Don't ever let anyone try to fool you by saying that Arizona doesn't get any rain. As the above photograph of the lower portion of our inner paddock area shows, we were what a racetrack might call "sloppy" this past Saturday. The small pen you see is for the young ram lambs who were wethered about a month ago. They were not Happy Campers when I left them in the barn Saturday. Nor would they listen when I told them it was for their own good.
We have come to view storms like the one we just had much in the same way people living along the Nile view its flooding...with mixed blessings. Living on one of the few places in Arizona to actually have a stream flowing through a pasture, we have to visualize these periods of wet as a replenishment sorely needed by all manner of plant life here. Maybe I should amend that statement to include bird and animal life as well. Ducks returned to the stream and open areas both on our property and our neighbor's. I really enjoy listening to them "laugh" in the mornings. I, myself, have to chuckle - it almost sounds as if they are auditioning for the duck in Groucho Marx's old TV show. I wonder if any of them has a mustache and cigar as I make my way from the house to the barn.
This old bridge is in desperate need of replacement. I keep reminding my DH it is dangerous to cross now, unless you're walking along the point where the beams underneath support you. The ram lambs love the creek and the bridge. All throughout the day they play their version of Billy Goat's Gruff, or vie for the position of "troll" by knocking each other senseless, one starting out on either side of the creek and meeting in the middle. It gives me a headache to watch them. Each time they "clunk" together resounds in the air. You can almost feel the ground reverberate sound transformed into mini-quakes. The muscles in my shoulders are sore in empathy for their little necks and foreheads making me glad not to be a sheep.

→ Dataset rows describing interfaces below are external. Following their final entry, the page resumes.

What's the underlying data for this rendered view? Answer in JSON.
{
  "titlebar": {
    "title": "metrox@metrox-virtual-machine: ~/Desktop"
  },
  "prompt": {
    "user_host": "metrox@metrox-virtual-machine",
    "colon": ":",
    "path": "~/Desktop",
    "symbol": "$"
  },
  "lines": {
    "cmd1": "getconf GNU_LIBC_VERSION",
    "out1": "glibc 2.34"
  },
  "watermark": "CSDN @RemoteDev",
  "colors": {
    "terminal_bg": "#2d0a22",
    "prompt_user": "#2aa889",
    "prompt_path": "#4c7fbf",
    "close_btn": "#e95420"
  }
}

And remember the discovery of elk hoofprints in my previous post? Well, here you see the findings when I took time to look further into the Visitation. We had nursed this little Blue Spruce since we moved into this house in 1992. The former owner had planted a very small potted Christmas spruce near the deck. When we moved the driveway over we moved the spruce as well. It was growing into a beautiful little tree as well as giving refuge to all sorts of birds as well as the occassional gopher snake. When I found it I felt like drying. Around the base of the once beautiful tree were all the torn off branches. The elk didn't eat those, but instead tore the precious inner bark off. I noticed the elk had also stripped a young aspen across the driveway as well. While part of me knows they, too, need food just like I do...but they don't need to eat my trees when there's still graze to be had in the field behind us! Maybe there's a way to make the elk pay for their damages as I know our state's fish and game department won't reimburse anyone for their damages....
All I need to do is rearrange a few items then there would be plenty of room in the freezer for their "payment"! ;-)